▶ **Activity**:
Could you give the entries again, exactly as written?

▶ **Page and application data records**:
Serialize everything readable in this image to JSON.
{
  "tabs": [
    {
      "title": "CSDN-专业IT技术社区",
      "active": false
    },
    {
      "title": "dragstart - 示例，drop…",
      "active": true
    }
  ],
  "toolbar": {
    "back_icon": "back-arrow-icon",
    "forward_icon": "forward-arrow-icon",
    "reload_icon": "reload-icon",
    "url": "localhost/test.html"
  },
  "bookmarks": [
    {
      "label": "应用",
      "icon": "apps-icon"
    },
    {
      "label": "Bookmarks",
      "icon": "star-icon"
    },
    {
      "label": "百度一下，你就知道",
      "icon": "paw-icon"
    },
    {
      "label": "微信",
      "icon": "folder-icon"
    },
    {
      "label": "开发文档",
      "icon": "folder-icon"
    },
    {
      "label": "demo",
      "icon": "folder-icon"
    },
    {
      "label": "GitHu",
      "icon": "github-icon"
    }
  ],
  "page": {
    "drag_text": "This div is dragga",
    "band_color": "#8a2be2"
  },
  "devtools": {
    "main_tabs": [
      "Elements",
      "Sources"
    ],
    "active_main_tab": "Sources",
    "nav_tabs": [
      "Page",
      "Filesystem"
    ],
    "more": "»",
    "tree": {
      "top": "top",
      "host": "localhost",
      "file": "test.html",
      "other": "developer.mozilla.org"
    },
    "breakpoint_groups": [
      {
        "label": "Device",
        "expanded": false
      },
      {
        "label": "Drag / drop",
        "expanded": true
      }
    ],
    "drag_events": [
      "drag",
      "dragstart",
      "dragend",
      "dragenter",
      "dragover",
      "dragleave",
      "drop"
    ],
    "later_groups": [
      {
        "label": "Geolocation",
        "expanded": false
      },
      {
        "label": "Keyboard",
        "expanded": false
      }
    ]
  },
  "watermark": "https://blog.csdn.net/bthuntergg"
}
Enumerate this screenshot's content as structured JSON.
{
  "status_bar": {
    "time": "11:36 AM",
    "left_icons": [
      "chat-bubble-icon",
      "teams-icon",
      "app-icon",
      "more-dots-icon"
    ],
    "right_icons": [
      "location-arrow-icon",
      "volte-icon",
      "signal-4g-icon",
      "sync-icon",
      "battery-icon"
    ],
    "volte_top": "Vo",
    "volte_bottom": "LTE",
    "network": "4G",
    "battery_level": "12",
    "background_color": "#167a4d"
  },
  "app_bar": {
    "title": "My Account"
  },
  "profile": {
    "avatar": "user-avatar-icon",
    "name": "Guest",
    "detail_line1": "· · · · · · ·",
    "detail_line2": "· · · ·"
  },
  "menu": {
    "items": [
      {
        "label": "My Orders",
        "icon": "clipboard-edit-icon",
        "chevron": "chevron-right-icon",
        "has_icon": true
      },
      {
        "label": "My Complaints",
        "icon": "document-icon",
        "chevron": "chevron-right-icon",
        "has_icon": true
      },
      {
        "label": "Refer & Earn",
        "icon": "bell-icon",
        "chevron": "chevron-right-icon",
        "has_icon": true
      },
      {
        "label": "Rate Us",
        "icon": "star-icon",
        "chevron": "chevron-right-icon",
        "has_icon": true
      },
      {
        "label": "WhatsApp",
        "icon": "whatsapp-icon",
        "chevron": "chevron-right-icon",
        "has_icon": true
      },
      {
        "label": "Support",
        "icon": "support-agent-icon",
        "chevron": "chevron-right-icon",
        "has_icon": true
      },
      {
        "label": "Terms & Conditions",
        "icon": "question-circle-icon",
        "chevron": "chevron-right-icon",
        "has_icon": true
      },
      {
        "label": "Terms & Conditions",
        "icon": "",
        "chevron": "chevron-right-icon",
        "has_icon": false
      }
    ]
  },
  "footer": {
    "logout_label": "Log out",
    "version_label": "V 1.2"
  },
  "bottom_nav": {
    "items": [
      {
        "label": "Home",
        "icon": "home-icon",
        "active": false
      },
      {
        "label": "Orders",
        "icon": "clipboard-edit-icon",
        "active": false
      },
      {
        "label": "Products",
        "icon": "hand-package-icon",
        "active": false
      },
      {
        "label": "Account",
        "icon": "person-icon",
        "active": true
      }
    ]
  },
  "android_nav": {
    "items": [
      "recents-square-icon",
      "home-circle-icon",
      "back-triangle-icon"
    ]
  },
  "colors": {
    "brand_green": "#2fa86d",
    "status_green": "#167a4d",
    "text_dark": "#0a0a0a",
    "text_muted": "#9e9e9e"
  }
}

▶ **Your solution**:
Serialize everything readable in this image to JSON.
{
  "tabs": [
    {
      "title": "CSDN-专业IT技术社区",
      "active": false
    },
    {
      "title": "dragstart - 示例，drop…",
      "active": true
    }
  ],
  "toolbar": {
    "back_icon": "back-arrow-icon",
    "forward_icon": "forward-arrow-icon",
    "reload_icon": "reload-icon",
    "url": "localhost/test.html"
  },
  "bookmarks": [
    {
      "label": "应用",
      "icon": "apps-icon"
    },
    {
      "label": "Bookmarks",
      "icon": "star-icon"
    },
    {
      "label": "百度一下，你就知道",
      "icon": "paw-icon"
    },
    {
      "label": "微信",
      "icon": "folder-icon"
    },
    {
      "label": "开发文档",
      "icon": "folder-icon"
    },
    {
      "label": "demo",
      "icon": "folder-icon"
    },
    {
      "label": "GitHu",
      "icon": "github-icon"
    }
  ],
  "page": {
    "drag_text": "This div is dragga",
    "band_color": "#8a2be2"
  },
  "devtools": {
    "main_tabs": [
      "Elements",
      "Sources"
    ],
    "active_main_tab": "Sources",
    "nav_tabs": [
      "Page",
      "Filesystem"
    ],
    "more": "»",
    "tree": {
      "top": "top",
      "host": "localhost",
      "file": "test.html",
      "other": "developer.mozilla.org"
    },
    "breakpoint_groups": [
      {
        "label": "Device",
        "expanded": false
      },
      {
        "label": "Drag / drop",
        "expanded": true
      }
    ],
    "drag_events": [
      "drag",
      "dragstart",
      "dragend",
      "dragenter",
      "dragover",
      "dragleave",
      "drop"
    ],
    "later_groups": [
      {
        "label": "Geolocation",
        "expanded": false
      },
      {
        "label": "Keyboard",
        "expanded": false
      }
    ]
  },
  "watermark": "https://blog.csdn.net/bthuntergg"
}
Enumerate this screenshot's content as structured JSON.
{
  "status_bar": {
    "time": "11:36 AM",
    "left_icons": [
      "chat-bubble-icon",
      "teams-icon",
      "app-icon",
      "more-dots-icon"
    ],
    "right_icons": [
      "location-arrow-icon",
      "volte-icon",
      "signal-4g-icon",
      "sync-icon",
      "battery-icon"
    ],
    "volte_top": "Vo",
    "volte_bottom": "LTE",
    "network": "4G",
    "battery_level": "12",
    "background_color": "#167a4d"
  },
  "app_bar": {
    "title": "My Account"
  },
  "profile": {
    "avatar": "user-avatar-icon",
    "name": "Guest",
    "detail_line1": "· · · · · · ·",
    "detail_line2": "· · · ·"
  },
  "menu": {
    "items": [
      {
        "label": "My Orders",
        "icon": "clipboard-edit-icon",
        "chevron": "chevron-right-icon",
        "has_icon": true
      },
      {
        "label": "My Complaints",
        "icon": "document-icon",
        "chevron": "chevron-right-icon",
        "has_icon": true
      },
      {
        "label": "Refer & Earn",
        "icon": "bell-icon",
        "chevron": "chevron-right-icon",
        "has_icon": true
      },
      {
        "label": "Rate Us",
        "icon": "star-icon",
        "chevron": "chevron-right-icon",
        "has_icon": true
      },
      {
        "label": "WhatsApp",
        "icon": "whatsapp-icon",
        "chevron": "chevron-right-icon",
        "has_icon": true
      },
      {
        "label": "Support",
        "icon": "support-agent-icon",
        "chevron": "chevron-right-icon",
        "has_icon": true
      },
      {
        "label": "Terms & Conditions",
        "icon": "question-circle-icon",
        "chevron": "chevron-right-icon",
        "has_icon": true
      },
      {
        "label": "Terms & Conditions",
        "icon": "",
        "chevron": "chevron-right-icon",
        "has_icon": false
      }
    ]
  },
  "footer": {
    "logout_label": "Log out",
    "version_label": "V 1.2"
  },
  "bottom_nav": {
    "items": [
      {
        "label": "Home",
        "icon": "home-icon",
        "active": false
      },
      {
        "label": "Orders",
        "icon": "clipboard-edit-icon",
        "active": false
      },
      {
        "label": "Products",
        "icon": "hand-package-icon",
        "active": false
      },
      {
        "label": "Account",
        "icon": "person-icon",
        "active": true
      }
    ]
  },
  "android_nav": {
    "items": [
      "recents-square-icon",
      "home-circle-icon",
      "back-triangle-icon"
    ]
  },
  "colors": {
    "brand_green": "#2fa86d",
    "status_green": "#167a4d",
    "text_dark": "#0a0a0a",
    "text_muted": "#9e9e9e"
  }
}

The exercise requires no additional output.